WHAT YOU HAVE TO DO:
Your answer should consist of each line from the data below that contains "JSON".

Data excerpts
****

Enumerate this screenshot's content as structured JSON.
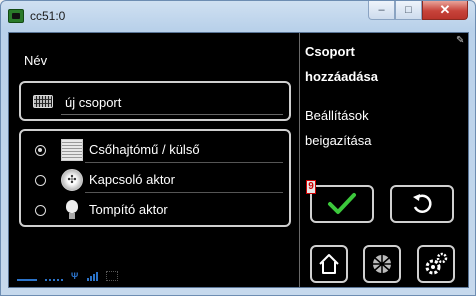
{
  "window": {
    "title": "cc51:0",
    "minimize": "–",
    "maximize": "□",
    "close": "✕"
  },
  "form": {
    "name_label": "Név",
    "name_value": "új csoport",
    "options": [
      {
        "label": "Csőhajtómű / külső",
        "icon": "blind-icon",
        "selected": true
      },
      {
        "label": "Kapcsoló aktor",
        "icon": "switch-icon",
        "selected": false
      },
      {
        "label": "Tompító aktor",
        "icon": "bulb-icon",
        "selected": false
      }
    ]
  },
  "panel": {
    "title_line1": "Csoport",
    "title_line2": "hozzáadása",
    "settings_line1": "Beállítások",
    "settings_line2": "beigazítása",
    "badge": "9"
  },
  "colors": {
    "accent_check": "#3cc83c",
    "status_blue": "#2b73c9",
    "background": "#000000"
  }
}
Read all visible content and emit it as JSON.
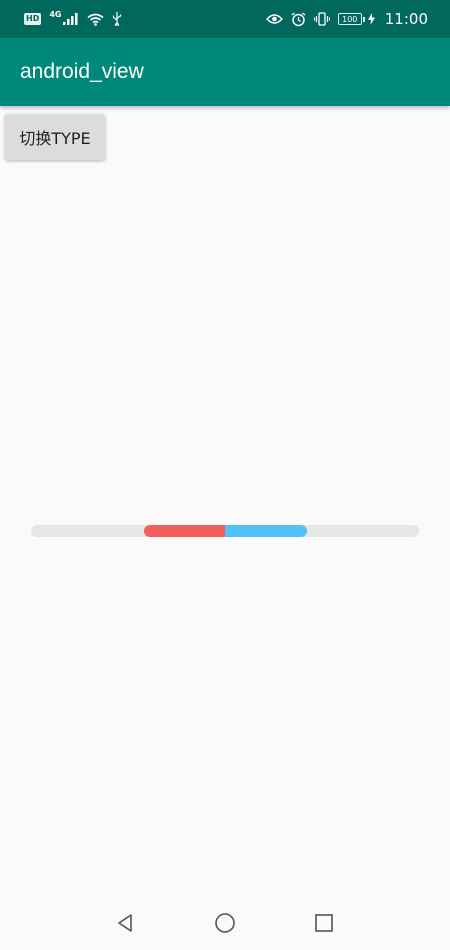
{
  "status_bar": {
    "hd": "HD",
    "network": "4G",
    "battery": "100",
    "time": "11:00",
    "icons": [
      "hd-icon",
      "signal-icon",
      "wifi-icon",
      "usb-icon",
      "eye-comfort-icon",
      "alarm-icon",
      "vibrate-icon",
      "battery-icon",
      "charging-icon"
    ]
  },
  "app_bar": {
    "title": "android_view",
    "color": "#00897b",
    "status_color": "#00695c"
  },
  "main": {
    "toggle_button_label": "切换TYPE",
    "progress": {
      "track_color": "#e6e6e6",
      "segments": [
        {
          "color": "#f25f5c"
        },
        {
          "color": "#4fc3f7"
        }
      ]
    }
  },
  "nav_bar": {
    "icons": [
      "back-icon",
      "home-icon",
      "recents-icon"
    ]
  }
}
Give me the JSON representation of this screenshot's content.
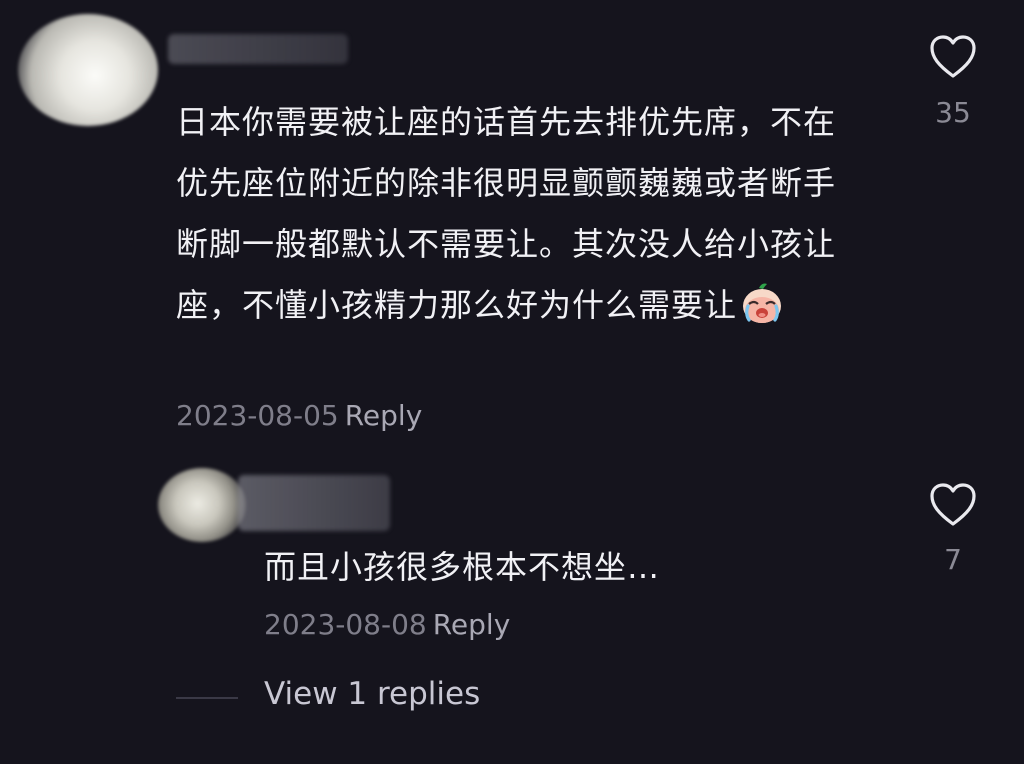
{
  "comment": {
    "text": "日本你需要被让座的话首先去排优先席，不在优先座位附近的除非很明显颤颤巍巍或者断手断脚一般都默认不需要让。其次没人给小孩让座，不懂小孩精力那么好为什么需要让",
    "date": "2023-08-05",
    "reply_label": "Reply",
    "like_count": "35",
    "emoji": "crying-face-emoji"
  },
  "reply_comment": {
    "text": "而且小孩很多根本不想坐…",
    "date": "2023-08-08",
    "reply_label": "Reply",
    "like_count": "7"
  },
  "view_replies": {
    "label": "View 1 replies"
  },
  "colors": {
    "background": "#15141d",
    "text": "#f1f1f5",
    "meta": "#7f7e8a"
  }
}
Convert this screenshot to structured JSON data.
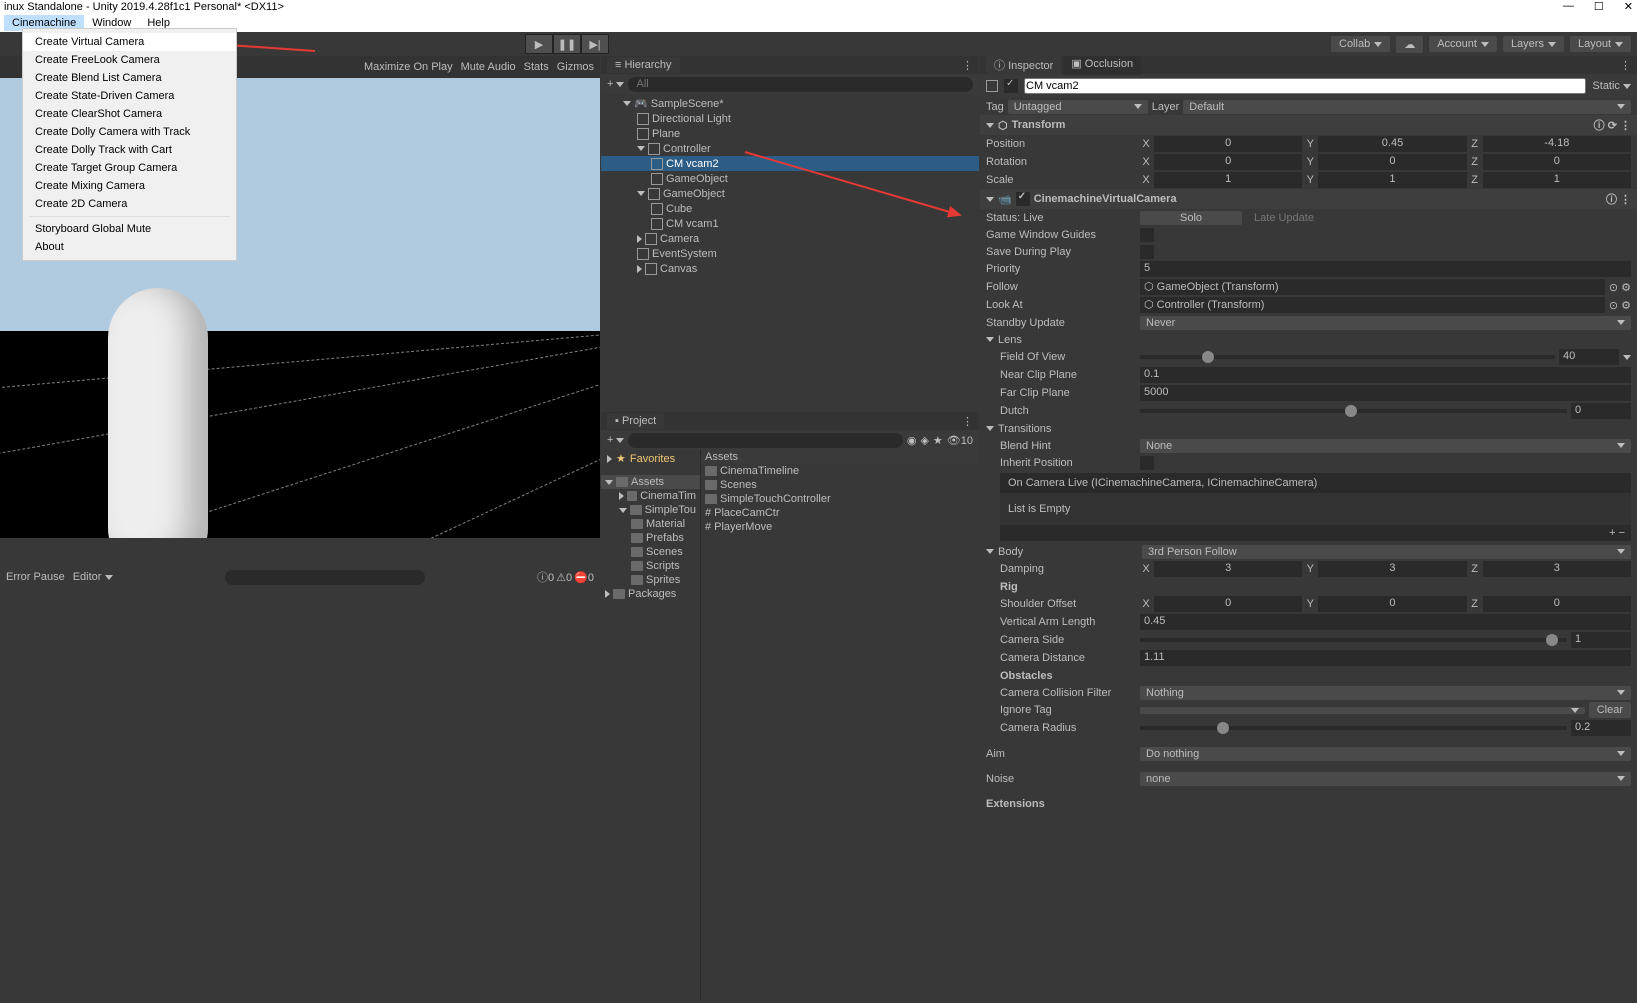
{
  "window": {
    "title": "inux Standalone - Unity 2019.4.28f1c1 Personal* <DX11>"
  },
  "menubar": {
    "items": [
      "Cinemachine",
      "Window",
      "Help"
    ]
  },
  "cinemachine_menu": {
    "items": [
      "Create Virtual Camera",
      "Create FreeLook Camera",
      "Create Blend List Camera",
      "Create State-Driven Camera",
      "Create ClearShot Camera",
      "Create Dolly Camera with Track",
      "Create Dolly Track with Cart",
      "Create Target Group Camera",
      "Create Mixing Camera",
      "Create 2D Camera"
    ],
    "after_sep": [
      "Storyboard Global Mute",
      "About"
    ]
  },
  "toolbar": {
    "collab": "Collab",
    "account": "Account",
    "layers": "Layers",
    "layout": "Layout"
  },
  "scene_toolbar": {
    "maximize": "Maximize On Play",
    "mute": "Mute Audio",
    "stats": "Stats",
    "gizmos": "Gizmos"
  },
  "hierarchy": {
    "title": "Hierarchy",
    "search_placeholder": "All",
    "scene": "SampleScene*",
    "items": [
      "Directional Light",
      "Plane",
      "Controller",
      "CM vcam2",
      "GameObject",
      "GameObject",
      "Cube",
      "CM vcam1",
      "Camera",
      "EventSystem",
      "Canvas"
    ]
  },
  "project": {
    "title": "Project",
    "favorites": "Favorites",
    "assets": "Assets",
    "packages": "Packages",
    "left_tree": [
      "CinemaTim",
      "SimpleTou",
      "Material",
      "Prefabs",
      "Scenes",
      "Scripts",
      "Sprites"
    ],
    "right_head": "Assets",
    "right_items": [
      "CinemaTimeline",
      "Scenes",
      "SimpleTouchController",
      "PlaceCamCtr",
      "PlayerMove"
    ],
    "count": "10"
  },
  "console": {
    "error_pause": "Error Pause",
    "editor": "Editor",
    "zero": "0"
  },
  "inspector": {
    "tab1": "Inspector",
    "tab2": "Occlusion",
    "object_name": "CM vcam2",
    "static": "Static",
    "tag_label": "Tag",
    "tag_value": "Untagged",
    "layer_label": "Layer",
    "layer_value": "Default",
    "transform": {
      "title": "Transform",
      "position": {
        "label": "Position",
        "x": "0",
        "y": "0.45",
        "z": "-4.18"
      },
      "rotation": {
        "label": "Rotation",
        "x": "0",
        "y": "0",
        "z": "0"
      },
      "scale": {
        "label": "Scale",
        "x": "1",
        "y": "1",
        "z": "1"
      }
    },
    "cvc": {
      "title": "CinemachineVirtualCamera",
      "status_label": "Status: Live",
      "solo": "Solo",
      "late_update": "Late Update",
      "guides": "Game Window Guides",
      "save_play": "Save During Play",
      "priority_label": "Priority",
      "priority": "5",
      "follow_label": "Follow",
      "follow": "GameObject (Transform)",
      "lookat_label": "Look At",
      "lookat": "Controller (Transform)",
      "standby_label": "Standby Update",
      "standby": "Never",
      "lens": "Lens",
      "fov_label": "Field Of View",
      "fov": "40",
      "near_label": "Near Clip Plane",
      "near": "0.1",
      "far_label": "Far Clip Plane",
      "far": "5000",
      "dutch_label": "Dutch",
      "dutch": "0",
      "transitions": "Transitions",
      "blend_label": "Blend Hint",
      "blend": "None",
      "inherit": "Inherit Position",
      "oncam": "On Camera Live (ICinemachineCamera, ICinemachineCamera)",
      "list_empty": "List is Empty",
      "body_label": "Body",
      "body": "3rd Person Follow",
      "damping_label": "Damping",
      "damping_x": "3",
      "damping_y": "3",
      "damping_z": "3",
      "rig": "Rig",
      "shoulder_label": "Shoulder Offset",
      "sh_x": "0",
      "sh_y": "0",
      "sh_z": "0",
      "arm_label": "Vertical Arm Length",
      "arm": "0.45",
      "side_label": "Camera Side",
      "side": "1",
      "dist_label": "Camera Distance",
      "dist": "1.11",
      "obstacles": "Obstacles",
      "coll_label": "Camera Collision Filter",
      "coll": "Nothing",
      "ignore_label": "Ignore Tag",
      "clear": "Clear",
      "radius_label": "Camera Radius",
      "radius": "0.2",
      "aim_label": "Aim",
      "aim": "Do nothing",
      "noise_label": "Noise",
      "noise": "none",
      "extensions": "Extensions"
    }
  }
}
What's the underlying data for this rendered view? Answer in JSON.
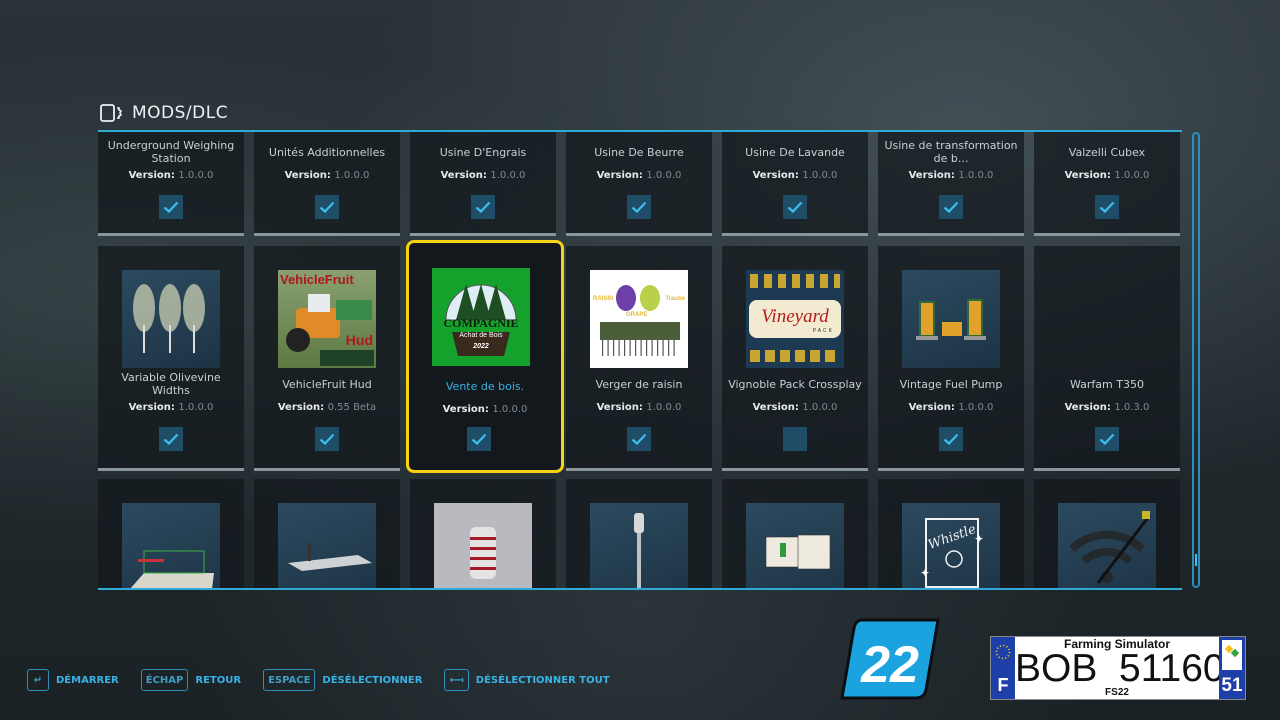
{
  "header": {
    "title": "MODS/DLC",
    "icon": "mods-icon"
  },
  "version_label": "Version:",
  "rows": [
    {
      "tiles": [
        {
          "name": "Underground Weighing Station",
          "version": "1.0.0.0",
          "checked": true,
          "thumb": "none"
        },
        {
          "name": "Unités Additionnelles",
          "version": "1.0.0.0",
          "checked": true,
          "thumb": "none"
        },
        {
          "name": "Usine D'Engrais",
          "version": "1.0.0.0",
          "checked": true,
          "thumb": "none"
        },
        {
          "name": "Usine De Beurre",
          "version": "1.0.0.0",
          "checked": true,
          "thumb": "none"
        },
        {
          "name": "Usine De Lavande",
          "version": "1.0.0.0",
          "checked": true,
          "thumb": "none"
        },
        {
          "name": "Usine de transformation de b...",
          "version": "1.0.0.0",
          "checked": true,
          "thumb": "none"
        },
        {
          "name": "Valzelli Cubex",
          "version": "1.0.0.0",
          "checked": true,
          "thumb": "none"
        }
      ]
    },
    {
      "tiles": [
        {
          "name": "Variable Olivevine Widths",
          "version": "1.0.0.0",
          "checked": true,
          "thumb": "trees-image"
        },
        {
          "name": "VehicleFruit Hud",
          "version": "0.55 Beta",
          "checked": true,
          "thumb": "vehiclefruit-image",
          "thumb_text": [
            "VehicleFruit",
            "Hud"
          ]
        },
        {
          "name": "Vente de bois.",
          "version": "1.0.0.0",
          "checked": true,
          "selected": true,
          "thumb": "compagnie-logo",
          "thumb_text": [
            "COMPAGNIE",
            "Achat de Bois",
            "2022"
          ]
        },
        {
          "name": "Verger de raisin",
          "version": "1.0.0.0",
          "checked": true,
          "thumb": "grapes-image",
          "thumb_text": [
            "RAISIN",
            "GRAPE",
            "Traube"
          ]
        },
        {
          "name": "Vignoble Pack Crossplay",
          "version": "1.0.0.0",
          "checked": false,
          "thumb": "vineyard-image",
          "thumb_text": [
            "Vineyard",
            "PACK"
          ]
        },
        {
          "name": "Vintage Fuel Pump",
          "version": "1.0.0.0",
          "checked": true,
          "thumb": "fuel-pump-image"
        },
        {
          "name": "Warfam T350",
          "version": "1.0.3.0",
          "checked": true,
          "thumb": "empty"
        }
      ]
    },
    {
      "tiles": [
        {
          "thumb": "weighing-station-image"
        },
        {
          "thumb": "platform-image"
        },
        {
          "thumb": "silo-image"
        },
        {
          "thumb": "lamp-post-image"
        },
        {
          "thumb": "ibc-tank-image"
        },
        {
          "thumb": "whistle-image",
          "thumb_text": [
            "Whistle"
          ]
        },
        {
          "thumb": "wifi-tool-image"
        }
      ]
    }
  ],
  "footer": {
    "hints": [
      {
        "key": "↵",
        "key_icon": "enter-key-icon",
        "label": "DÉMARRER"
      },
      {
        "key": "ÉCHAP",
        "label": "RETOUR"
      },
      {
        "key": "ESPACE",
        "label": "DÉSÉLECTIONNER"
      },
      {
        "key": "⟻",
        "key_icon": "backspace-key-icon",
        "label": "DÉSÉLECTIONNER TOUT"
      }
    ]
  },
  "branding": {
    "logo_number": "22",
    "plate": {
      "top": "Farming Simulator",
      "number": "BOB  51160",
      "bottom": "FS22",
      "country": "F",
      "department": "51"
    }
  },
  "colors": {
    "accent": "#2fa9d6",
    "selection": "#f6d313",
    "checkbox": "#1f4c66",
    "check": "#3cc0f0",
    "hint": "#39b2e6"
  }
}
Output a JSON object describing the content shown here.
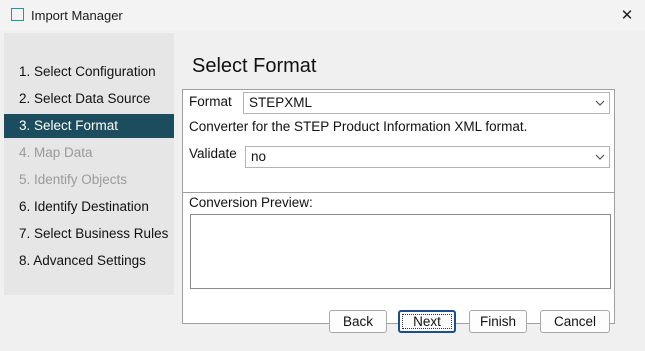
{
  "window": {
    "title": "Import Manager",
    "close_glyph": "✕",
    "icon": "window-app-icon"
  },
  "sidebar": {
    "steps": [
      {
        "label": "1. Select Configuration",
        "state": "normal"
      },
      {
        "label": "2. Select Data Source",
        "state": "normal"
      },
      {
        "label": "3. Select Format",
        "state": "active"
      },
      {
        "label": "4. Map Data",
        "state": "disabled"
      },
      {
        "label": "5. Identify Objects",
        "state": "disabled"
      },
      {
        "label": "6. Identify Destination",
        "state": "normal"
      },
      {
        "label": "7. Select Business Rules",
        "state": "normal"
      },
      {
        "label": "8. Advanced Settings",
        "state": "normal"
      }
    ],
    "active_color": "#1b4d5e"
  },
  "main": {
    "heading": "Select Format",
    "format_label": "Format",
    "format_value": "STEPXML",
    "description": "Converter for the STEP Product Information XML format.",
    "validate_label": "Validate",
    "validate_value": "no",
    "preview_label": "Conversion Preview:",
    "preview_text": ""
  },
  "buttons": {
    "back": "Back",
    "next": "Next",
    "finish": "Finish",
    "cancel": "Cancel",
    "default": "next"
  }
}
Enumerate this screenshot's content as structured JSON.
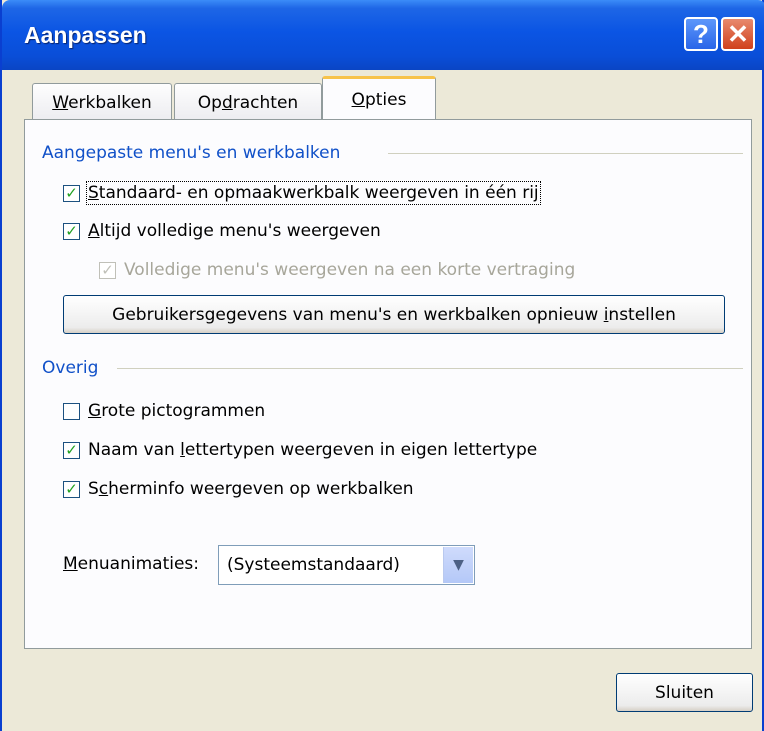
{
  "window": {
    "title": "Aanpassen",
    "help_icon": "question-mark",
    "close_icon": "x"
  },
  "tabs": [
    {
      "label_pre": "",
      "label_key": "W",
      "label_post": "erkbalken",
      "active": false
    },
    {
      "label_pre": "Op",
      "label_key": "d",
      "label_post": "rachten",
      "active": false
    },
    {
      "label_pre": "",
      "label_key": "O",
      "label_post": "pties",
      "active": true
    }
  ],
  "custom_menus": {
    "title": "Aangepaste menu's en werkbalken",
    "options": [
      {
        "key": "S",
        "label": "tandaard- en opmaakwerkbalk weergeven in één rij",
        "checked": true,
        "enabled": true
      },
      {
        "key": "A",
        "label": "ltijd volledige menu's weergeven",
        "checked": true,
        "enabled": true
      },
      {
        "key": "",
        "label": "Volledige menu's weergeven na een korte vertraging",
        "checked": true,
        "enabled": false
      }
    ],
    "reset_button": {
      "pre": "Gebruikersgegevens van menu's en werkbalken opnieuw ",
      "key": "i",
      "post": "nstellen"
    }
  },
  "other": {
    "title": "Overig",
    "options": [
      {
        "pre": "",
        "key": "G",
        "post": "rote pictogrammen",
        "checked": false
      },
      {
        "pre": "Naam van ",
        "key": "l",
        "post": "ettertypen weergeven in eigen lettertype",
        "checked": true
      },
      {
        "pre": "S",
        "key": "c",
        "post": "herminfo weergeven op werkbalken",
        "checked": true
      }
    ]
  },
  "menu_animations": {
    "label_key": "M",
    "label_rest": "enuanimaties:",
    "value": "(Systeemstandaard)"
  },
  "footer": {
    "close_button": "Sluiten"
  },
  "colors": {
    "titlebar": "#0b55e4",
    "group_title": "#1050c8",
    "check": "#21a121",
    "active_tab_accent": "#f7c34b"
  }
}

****

EXERCISE ANSWER:
Enumerate this screenshot's content as structured JSON.
Read all visible content and emit it as JSON.
Give me the JSON representation of this screenshot's content.
Convert this screenshot to structured JSON data.
What's the underlying data for this rendered view? Answer in JSON.
Output a JSON object describing the content shown here.
Enumerate this screenshot's content as structured JSON.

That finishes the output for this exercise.